Maybe there is some justice in the world after all. Solar no longer a licence to steal money.
Almost all the research and info in this came from Allan O’Neill at WattClarity. In a nutshell, solar isn’t profitable even in Queesland because the lines are long, transmission loses are large, the electricity comes when customers don’t need it, and the government keeps insisting the solar farms pay for “grid stability” (FCAS) because the grid needs it, and solar doesn’t supply it.
And bitter truths about the big bushfires. This brings to mind a story told very briefly in the chapter on forest management in the book that reviewed Green policies some years ago.
Ten times the fuel means 100 times the intensity
Hardly anyone is talking about these numbers yet they show just how far beyond our control the pyroconvective firestorms are and why we need to be so much smarter at preventing them.
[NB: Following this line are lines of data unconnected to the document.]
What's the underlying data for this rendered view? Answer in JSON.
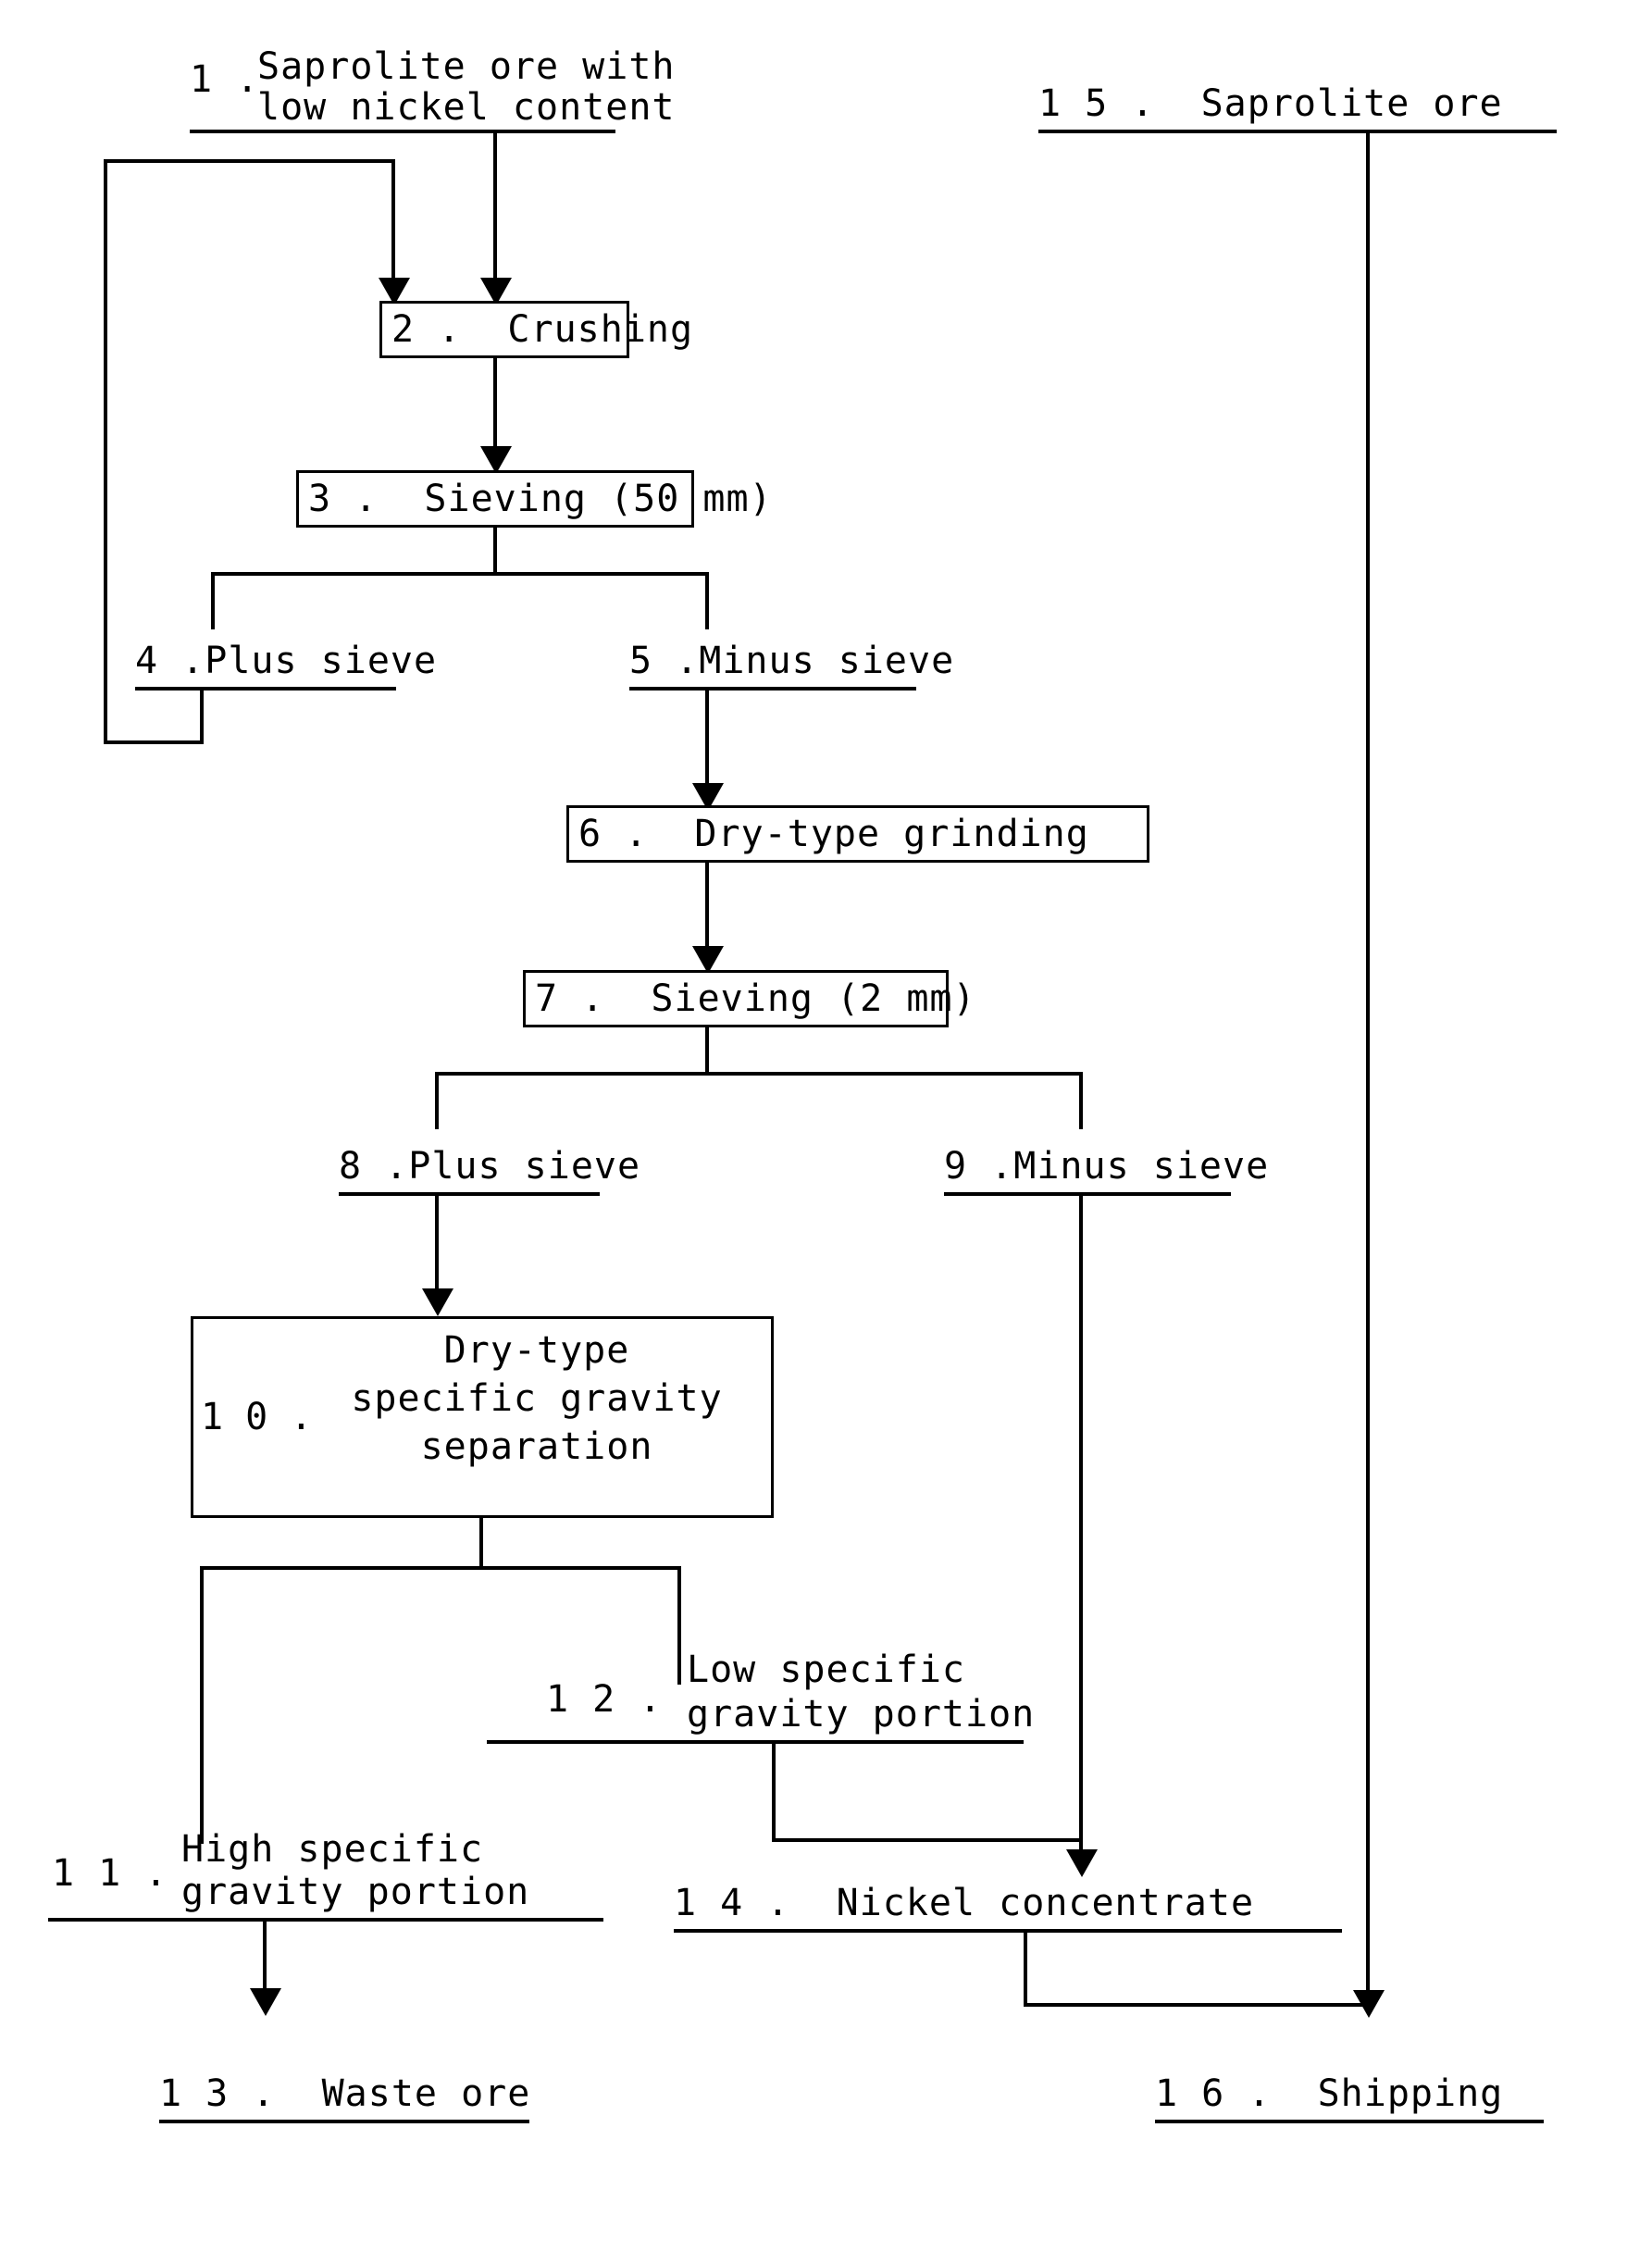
{
  "diagram": {
    "title": "Nickel saprolite ore beneficiation process flow",
    "nodes": {
      "n1": {
        "number": "1 .",
        "line1": "Saprolite ore with",
        "line2": "low nickel content"
      },
      "n2": {
        "text": "2 .  Crushing"
      },
      "n3": {
        "text": "3 .  Sieving (50 mm)"
      },
      "n4": {
        "text": "4 .Plus sieve"
      },
      "n5": {
        "text": "5 .Minus sieve"
      },
      "n6": {
        "text": "6 .  Dry-type grinding"
      },
      "n7": {
        "text": "7 .  Sieving (2 mm)"
      },
      "n8": {
        "text": "8 .Plus sieve"
      },
      "n9": {
        "text": "9 .Minus sieve"
      },
      "n10": {
        "number": "1 0 .",
        "line1": "Dry-type",
        "line2": "specific gravity",
        "line3": "separation"
      },
      "n11": {
        "number": "1 1 .",
        "line1": "High specific",
        "line2": "gravity portion"
      },
      "n12": {
        "number": "1 2 .",
        "line1": "Low specific",
        "line2": "gravity portion"
      },
      "n13": {
        "text": "1 3 .  Waste ore"
      },
      "n14": {
        "text": "1 4 .  Nickel concentrate"
      },
      "n15": {
        "text": "1 5 .  Saprolite ore"
      },
      "n16": {
        "text": "1 6 .  Shipping"
      }
    },
    "colors": {
      "ink": "#000000",
      "paper": "#ffffff"
    }
  }
}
They also show how irrelevant temperatures onsite are, compared to fuel load and wind speed.
Controllable fires are 3MW per meter, but we now have loads of 70MW/m
Not only are these fires obscenely, catastrophically intense, it doesn’t matter how much fire fighting equipment we buy, how many dams we empty, they are a man-made disaster, and we’ve known for years how to prevent them. (Some would say, thousands of years). The message in here is that cool controllable burns are tiny, less damaging, and far less intense. The pyroconvective monsters are totally different creatures.
Re Paul Kelly who got a mention in the comments, a typical scientific illiterate. He got caned in the comments because the people who comment there are much like Cat readers in their understanding and opinions.
Don Aitkin, national treasure, writes his last post on climate matters for a while.
I knew Bob Carter well, because he had been an outspoken (and highly successful) scientist who had served on the Australian Research Grants Committee when I was its chair. He got me to read other articles, from both sides of the domain. I became increasingly more sceptical myself. The data were rubbery, the arguments too confident. The media loved the scary stories, which encouraged more and more assertions. In 2008 I gave a public presentation of my views to the Royal Australian Institute of Planning, of which I was an honorary Fellow, and that led to my becoming a public figure in the debate.
With a comment from Professor Professor John Quiggin.
You have done great harm to humanity and Australia, in the service of your own self-conceit. As the country burns, you should consider whether you want to salvage your reputation while you still have time.